For the full version of this article, please go to Shipping Intelligence Network.

Once in a while, one of the many statistics regularly updated in Shipping Intelligence Weekly reaches a major milestone, and this month we have a significant one to reflect upon. As of May 2019, for the very first time we have been able to report on a global shipping fleet comprising over 2 billion deadweight tonnes in capacity. This week’s Analysis reviews the progress from the first billion dwt to the second…

For the full version of this article, please go to Shipping Intelligence Network.

It is well known that China ‘turbo-charged’ seaborne trade growth from the early 2000s onwards, as the country’s imports of raw materials such as iron ore, coal and crude oil grew at breakneck speed. Following a 2018 in which Chinese LNG imports represented 60% (15 million tonnes) of net global growth in seaborne LNG trade, it seems only natural to ask, could recent history repeat itself with LNG?

For the full version of this article, please go to Shipping Intelligence Network.

The S&P markets have been highly active in recent years, with over 7,000 vessels sold since the start of 2014, and 2017 marking a record year in tonnage and value terms. The Analysis in SIW 1364 examined which sectors have seen large volumes, but looking at the flow of ships between owner nationalities is also illuminating, with most of the liquidity in the market linked to owners in a small number of countries.

For the full version of this article, please go to Shipping Intelligence Network.

Offshore exploration has been challenged since the onset of the downturn. There have been some major discoveries in countries such as Guyana and Mauritania, but oil company exploration spending remains significantly lower than pre-downturn outlay, and in 2018 offshore discoveries fell to the lowest level in around 50 years. That being said, might there now be signs of some improvement to come?

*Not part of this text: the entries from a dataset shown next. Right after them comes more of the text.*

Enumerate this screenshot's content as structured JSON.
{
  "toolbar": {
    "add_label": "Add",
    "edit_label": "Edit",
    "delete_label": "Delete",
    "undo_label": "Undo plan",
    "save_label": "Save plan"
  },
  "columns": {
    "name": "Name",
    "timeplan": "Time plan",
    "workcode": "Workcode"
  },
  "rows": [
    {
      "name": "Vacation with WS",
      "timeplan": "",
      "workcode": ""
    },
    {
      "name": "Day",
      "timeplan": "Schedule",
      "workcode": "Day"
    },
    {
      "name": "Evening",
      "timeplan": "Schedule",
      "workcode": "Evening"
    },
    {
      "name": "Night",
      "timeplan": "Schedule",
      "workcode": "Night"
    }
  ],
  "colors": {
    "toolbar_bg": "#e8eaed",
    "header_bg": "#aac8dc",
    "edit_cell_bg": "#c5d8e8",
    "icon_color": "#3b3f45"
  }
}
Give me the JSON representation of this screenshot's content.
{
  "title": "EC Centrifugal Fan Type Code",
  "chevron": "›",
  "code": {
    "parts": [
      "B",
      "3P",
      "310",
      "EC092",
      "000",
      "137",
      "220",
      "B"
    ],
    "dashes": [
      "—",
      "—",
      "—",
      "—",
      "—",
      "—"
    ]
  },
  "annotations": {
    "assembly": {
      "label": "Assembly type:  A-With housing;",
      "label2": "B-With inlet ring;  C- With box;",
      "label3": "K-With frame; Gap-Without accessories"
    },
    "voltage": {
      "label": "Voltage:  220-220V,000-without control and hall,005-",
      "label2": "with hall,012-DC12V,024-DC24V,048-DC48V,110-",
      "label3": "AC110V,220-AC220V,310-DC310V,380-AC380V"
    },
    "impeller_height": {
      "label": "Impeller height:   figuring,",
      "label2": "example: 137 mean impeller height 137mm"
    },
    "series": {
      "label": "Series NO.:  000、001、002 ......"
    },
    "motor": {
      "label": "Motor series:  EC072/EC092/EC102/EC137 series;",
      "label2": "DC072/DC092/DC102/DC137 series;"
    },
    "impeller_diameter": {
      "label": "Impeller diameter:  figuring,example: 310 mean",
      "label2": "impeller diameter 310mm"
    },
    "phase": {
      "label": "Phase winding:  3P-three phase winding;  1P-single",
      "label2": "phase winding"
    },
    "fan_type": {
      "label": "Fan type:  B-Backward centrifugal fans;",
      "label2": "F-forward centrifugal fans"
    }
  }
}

For the full version of this article, please go to Offshore Intelligence Network.

Heavyweights in the political arena are commonly referred to as the “Big Beasts”, but the world shipping fleet has plenty of massive animals of its own. Prominent amongst these are the very large containerships including today’s ‘mega-ships’ of over 20,000 TEU, and together the ships of over 8,000 TEU in size (the ‘big beast’ benchmark back in 2000) now account for the majority of boxship fleet capacity.

For the full version of this article, please go to Shipping Intelligence Network.

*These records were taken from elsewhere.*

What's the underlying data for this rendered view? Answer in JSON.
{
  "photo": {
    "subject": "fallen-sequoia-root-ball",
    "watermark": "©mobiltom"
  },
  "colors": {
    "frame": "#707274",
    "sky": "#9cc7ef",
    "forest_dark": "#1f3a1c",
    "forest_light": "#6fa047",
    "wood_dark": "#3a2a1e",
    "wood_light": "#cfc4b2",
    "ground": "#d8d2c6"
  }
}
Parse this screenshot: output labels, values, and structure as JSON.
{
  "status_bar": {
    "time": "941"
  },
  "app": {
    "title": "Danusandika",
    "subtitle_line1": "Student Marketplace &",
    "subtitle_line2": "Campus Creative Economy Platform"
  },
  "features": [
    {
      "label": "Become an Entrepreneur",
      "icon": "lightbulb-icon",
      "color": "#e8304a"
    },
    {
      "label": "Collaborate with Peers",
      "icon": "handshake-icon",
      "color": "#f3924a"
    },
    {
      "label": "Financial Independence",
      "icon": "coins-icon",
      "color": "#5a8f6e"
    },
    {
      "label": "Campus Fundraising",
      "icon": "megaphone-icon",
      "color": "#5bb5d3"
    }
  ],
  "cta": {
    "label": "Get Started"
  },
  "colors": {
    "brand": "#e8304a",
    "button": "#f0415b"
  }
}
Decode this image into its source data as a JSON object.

Providing newbuilding market data has always been a strong focus for Clarksons Research but in recent years there has been a growing need to better understand activity in the ship repair and refurbishment sector. In this week’s Analysis we discuss the reasons behind this interest and present some highlights from a new intelligence flow of ship repair activity now available on our World Fleet Register.

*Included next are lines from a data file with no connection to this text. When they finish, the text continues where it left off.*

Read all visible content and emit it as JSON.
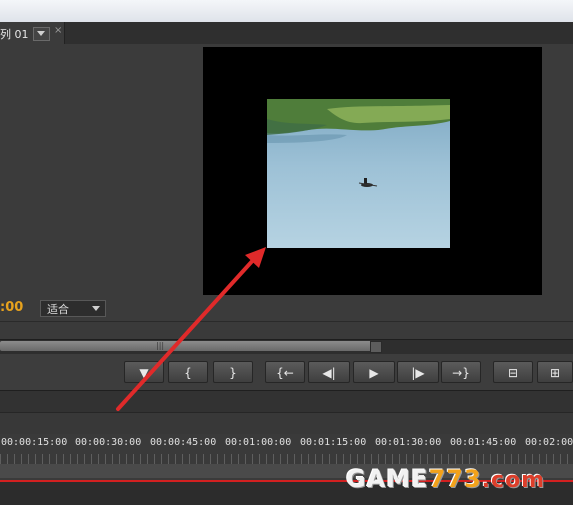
{
  "tab": {
    "label": "列 01",
    "close": "×"
  },
  "monitor": {
    "timecode": ":00",
    "fit_select": "适合"
  },
  "buttons": [
    {
      "name": "add-marker-button",
      "glyph": "▼"
    },
    {
      "name": "mark-in-button",
      "glyph": "{"
    },
    {
      "name": "mark-out-button",
      "glyph": "}"
    },
    {
      "name": "go-to-in-button",
      "glyph": "{←"
    },
    {
      "name": "step-back-button",
      "glyph": "◀|"
    },
    {
      "name": "play-button",
      "glyph": "▶"
    },
    {
      "name": "step-forward-button",
      "glyph": "|▶"
    },
    {
      "name": "go-to-out-button",
      "glyph": "→}"
    },
    {
      "name": "lift-button",
      "glyph": "⊟"
    },
    {
      "name": "extract-button",
      "glyph": "⊞"
    }
  ],
  "timeline": {
    "ticks": [
      "00:00:15:00",
      "00:00:30:00",
      "00:00:45:00",
      "00:01:00:00",
      "00:01:15:00",
      "00:01:30:00",
      "00:01:45:00",
      "00:02:00:"
    ]
  },
  "watermark": {
    "part1": "GAME",
    "part2": "773",
    "part3": ".com"
  },
  "colors": {
    "timecode": "#e7a21d",
    "annotation_arrow": "#e02a2a",
    "playhead": "#d32020"
  }
}
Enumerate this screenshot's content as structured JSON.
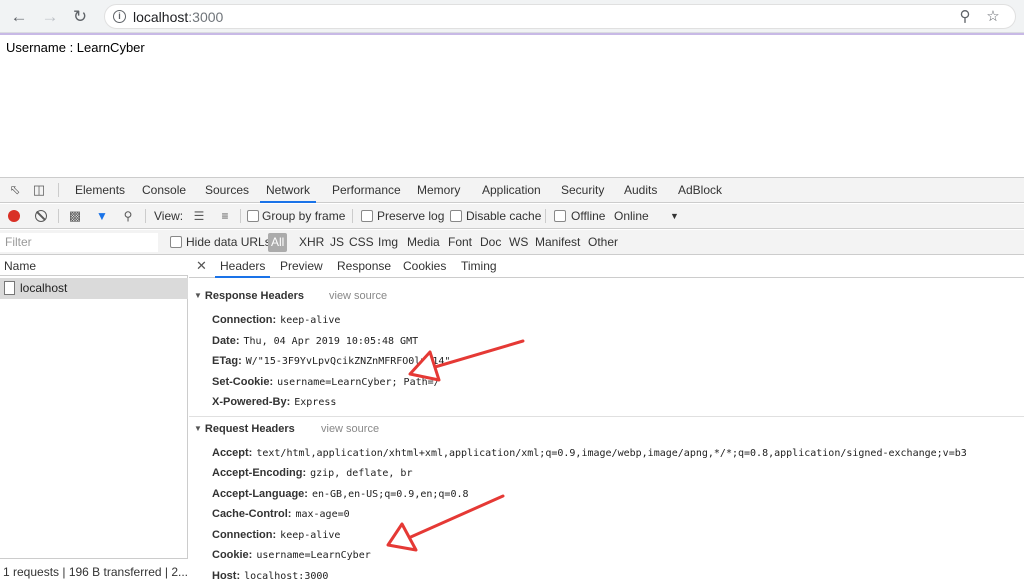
{
  "browser": {
    "url_host": "localhost",
    "url_port": ":3000"
  },
  "page": {
    "text": "Username : LearnCyber"
  },
  "devtools": {
    "tabs": [
      "Elements",
      "Console",
      "Sources",
      "Network",
      "Performance",
      "Memory",
      "Application",
      "Security",
      "Audits",
      "AdBlock"
    ],
    "active_tab": "Network",
    "toolbar": {
      "view_label": "View:",
      "group_by_frame": "Group by frame",
      "preserve_log": "Preserve log",
      "disable_cache": "Disable cache",
      "offline": "Offline",
      "throttle": "Online"
    },
    "filter": {
      "placeholder": "Filter",
      "hide_data_urls": "Hide data URLs",
      "types": [
        "All",
        "XHR",
        "JS",
        "CSS",
        "Img",
        "Media",
        "Font",
        "Doc",
        "WS",
        "Manifest",
        "Other"
      ],
      "active_type": "All"
    },
    "requests": {
      "column": "Name",
      "items": [
        "localhost"
      ],
      "status": "1 requests | 196 B transferred | 2..."
    },
    "detail": {
      "tabs": [
        "Headers",
        "Preview",
        "Response",
        "Cookies",
        "Timing"
      ],
      "active_tab": "Headers",
      "response_headers": {
        "title": "Response Headers",
        "view_source": "view source",
        "items": [
          {
            "k": "Connection:",
            "v": "keep-alive"
          },
          {
            "k": "Date:",
            "v": "Thu, 04 Apr 2019 10:05:48 GMT"
          },
          {
            "k": "ETag:",
            "v": "W/\"15-3F9YvLpvQcikZNZnMFRFO0lvW14\""
          },
          {
            "k": "Set-Cookie:",
            "v": "username=LearnCyber; Path=/"
          },
          {
            "k": "X-Powered-By:",
            "v": "Express"
          }
        ]
      },
      "request_headers": {
        "title": "Request Headers",
        "view_source": "view source",
        "items": [
          {
            "k": "Accept:",
            "v": "text/html,application/xhtml+xml,application/xml;q=0.9,image/webp,image/apng,*/*;q=0.8,application/signed-exchange;v=b3"
          },
          {
            "k": "Accept-Encoding:",
            "v": "gzip, deflate, br"
          },
          {
            "k": "Accept-Language:",
            "v": "en-GB,en-US;q=0.9,en;q=0.8"
          },
          {
            "k": "Cache-Control:",
            "v": "max-age=0"
          },
          {
            "k": "Connection:",
            "v": "keep-alive"
          },
          {
            "k": "Cookie:",
            "v": "username=LearnCyber"
          },
          {
            "k": "Host:",
            "v": "localhost:3000"
          }
        ]
      }
    }
  },
  "annotation_color": "#e53935"
}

For the full version of this article, please go to Shipping Intelligence Network.